» **TASK STATEMENT**:
Go through the lines below, tally those that include the word "kind", and give only the tally.

» **Items from an interface collection**:
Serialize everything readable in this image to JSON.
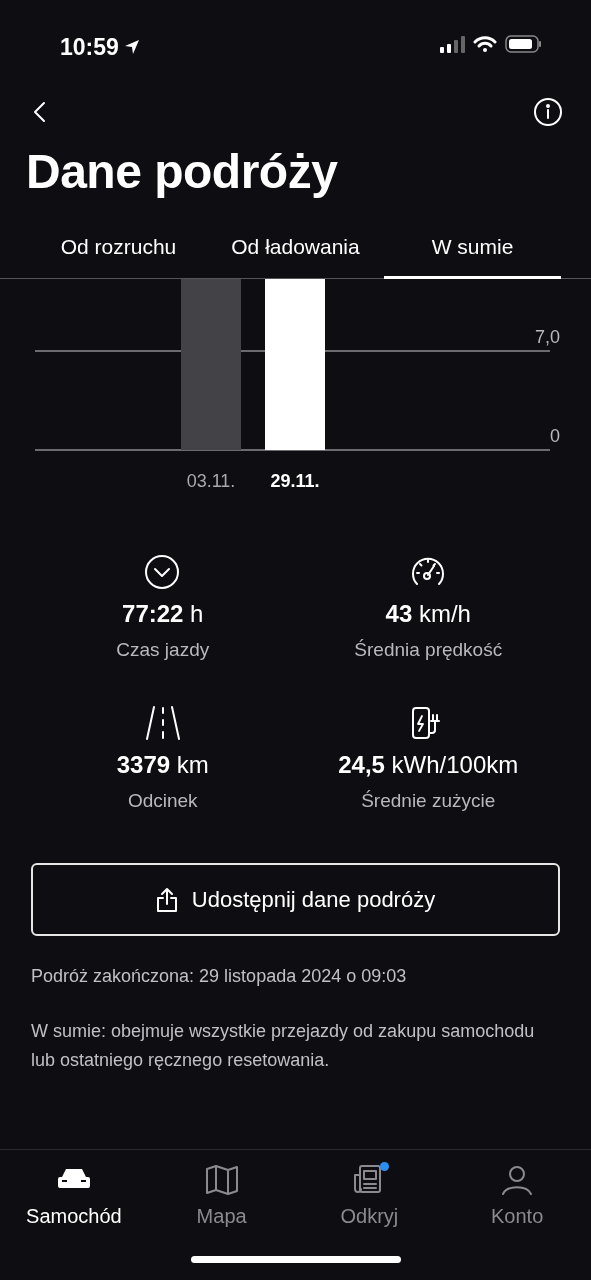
{
  "status_bar": {
    "time": "10:59"
  },
  "title": "Dane podróży",
  "tabs": [
    {
      "label": "Od rozruchu",
      "selected": false
    },
    {
      "label": "Od ładowania",
      "selected": false
    },
    {
      "label": "W sumie",
      "selected": true
    }
  ],
  "chart": {
    "gridlines": [
      {
        "label": "7,0"
      },
      {
        "label": "0"
      }
    ],
    "bars": [
      {
        "label": "03.11.",
        "selected": false
      },
      {
        "label": "29.11.",
        "selected": true
      }
    ]
  },
  "stats": [
    {
      "kind": "duration",
      "value": "**77:22** h",
      "label": "Czas jazdy"
    },
    {
      "kind": "speed",
      "value": "**43** km/h",
      "label": "Średnia prędkość"
    },
    {
      "kind": "distance",
      "value": "**3379** km",
      "label": "Odcinek"
    },
    {
      "kind": "consumption",
      "value": "**24,5** kWh/100km",
      "label": "Średnie zużycie"
    }
  ],
  "share_button": "Udostępnij dane podróży",
  "trip_end": "Podróż zakończona: 29 listopada 2024 o 09:03",
  "note": "W sumie: obejmuje wszystkie przejazdy od zakupu samochodu lub ostatniego ręcznego resetowania.",
  "nav": [
    {
      "kind": "car",
      "label": "Samochód",
      "selected": true,
      "notification": false
    },
    {
      "kind": "map",
      "label": "Mapa",
      "selected": false,
      "notification": false
    },
    {
      "kind": "news",
      "label": "Odkryj",
      "selected": false,
      "notification": true
    },
    {
      "kind": "person",
      "label": "Konto",
      "selected": false,
      "notification": false
    }
  ]
}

» **RESULT**:
8